#### [Data to use]
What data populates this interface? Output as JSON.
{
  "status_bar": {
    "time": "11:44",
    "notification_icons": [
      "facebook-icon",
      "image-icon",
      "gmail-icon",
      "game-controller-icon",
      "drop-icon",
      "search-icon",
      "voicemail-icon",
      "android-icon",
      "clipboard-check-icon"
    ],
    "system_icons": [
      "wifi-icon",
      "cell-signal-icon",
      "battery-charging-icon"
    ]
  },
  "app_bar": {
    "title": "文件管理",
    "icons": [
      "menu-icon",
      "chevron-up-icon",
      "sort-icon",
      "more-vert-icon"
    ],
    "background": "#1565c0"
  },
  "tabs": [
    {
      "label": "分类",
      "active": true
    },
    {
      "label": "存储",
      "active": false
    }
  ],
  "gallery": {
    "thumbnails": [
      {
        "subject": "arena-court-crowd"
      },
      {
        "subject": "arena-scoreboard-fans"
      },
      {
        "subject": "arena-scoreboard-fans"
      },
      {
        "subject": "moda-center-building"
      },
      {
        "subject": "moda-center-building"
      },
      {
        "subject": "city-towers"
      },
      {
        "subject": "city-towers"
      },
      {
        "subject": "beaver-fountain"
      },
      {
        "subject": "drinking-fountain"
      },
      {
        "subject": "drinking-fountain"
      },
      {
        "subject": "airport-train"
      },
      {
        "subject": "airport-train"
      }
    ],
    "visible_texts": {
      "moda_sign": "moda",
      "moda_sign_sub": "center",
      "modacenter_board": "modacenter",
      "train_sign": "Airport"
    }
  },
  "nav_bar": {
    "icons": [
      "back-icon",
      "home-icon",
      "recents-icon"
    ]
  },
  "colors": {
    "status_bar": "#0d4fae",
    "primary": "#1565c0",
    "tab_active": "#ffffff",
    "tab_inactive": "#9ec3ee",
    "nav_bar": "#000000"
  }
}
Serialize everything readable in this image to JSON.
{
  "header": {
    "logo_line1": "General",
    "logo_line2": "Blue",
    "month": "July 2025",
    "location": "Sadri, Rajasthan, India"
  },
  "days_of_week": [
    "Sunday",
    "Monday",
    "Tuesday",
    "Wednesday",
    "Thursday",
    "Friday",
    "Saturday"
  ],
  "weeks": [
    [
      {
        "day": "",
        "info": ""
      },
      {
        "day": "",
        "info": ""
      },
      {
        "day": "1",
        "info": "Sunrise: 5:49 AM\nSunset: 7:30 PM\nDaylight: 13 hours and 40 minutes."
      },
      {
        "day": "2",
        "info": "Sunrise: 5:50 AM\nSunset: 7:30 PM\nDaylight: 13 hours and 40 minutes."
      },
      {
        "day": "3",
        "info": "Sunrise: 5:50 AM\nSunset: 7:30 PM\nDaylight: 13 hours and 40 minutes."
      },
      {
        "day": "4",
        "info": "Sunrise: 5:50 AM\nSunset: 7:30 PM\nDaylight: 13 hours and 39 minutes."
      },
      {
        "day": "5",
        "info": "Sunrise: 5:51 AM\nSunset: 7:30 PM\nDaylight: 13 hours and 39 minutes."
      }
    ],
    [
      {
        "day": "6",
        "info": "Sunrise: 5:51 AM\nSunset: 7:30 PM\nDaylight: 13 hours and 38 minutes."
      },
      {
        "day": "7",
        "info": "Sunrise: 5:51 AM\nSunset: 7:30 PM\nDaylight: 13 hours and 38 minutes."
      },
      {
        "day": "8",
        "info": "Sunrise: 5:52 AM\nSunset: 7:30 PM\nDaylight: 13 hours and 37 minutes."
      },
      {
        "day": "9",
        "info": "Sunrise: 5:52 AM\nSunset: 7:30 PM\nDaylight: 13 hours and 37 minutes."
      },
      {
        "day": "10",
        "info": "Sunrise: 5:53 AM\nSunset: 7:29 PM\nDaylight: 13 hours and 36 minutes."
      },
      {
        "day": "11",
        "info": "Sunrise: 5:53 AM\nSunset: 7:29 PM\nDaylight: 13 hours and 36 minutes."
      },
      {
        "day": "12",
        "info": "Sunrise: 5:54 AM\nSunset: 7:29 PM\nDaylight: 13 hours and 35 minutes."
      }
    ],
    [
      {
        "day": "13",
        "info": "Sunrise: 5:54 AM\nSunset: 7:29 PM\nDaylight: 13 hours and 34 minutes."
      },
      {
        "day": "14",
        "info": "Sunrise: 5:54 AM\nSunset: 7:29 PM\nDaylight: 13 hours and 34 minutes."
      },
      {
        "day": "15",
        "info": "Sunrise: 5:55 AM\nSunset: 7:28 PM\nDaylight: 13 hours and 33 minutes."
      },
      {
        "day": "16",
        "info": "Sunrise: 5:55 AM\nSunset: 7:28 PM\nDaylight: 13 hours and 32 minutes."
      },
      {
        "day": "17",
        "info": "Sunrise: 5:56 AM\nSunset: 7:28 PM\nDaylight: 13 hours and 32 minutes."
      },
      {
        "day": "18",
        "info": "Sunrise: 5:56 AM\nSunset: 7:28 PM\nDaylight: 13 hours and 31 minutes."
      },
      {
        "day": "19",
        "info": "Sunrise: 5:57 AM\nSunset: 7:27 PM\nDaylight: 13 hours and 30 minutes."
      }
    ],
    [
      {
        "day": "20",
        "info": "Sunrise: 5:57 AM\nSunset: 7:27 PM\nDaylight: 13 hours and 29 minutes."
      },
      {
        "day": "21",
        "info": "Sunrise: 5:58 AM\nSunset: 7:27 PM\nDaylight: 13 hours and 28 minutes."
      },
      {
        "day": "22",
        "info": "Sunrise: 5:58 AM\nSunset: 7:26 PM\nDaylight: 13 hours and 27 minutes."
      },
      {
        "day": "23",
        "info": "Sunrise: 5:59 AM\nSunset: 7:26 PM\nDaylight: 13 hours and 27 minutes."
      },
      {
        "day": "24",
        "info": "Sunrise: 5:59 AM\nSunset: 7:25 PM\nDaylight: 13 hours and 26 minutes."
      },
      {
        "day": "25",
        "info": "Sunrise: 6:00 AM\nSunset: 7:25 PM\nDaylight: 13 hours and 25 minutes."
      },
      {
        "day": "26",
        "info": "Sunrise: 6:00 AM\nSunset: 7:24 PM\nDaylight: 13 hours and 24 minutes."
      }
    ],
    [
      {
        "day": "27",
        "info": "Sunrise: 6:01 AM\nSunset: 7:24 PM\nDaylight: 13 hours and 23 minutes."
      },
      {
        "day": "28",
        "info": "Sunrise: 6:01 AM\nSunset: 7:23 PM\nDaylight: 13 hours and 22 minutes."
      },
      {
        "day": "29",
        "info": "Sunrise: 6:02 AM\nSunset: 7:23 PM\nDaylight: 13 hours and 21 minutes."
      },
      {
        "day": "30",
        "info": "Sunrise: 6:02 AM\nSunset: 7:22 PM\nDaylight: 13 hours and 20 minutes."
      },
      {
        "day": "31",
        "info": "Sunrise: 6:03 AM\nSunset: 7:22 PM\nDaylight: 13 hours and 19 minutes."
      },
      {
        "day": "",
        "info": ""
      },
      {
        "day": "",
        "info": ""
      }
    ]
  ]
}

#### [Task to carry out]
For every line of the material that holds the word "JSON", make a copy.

#### [Result]
What data populates this interface? Output as JSON.
Serialize everything readable in this image to JSON.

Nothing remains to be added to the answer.